Copy the records exactly. Include every line.

(Stored entries)
---------------
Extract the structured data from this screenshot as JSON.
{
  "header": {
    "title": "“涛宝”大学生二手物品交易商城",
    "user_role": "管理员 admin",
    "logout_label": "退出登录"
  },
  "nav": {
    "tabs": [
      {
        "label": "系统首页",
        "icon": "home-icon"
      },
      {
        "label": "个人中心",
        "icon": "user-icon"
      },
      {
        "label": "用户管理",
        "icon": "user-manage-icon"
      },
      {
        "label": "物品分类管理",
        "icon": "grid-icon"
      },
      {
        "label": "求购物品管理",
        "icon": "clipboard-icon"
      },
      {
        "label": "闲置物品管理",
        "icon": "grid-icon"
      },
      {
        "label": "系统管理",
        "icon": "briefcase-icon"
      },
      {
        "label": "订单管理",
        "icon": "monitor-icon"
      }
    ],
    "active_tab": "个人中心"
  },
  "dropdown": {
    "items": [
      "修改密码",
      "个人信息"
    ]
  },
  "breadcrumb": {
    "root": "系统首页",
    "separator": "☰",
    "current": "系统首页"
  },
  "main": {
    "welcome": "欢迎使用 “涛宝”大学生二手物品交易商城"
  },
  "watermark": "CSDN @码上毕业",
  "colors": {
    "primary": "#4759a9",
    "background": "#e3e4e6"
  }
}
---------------
▶ [Written solution]
Extract the structured data from this screenshot as JSON.
{
  "header": {
    "title": "“涛宝”大学生二手物品交易商城",
    "user_role": "管理员 admin",
    "logout_label": "退出登录"
  },
  "nav": {
    "tabs": [
      {
        "label": "系统首页",
        "icon": "home-icon"
      },
      {
        "label": "个人中心",
        "icon": "user-icon"
      },
      {
        "label": "用户管理",
        "icon": "user-manage-icon"
      },
      {
        "label": "物品分类管理",
        "icon": "grid-icon"
      },
      {
        "label": "求购物品管理",
        "icon": "clipboard-icon"
      },
      {
        "label": "闲置物品管理",
        "icon": "grid-icon"
      },
      {
        "label": "系统管理",
        "icon": "briefcase-icon"
      },
      {
        "label": "订单管理",
        "icon": "monitor-icon"
      }
    ],
    "active_tab": "个人中心"
  },
  "dropdown": {
    "items": [
      "修改密码",
      "个人信息"
    ]
  },
  "breadcrumb": {
    "root": "系统首页",
    "separator": "☰",
    "current": "系统首页"
  },
  "main": {
    "welcome": "欢迎使用 “涛宝”大学生二手物品交易商城"
  },
  "watermark": "CSDN @码上毕业",
  "colors": {
    "primary": "#4759a9",
    "background": "#e3e4e6"
  }
}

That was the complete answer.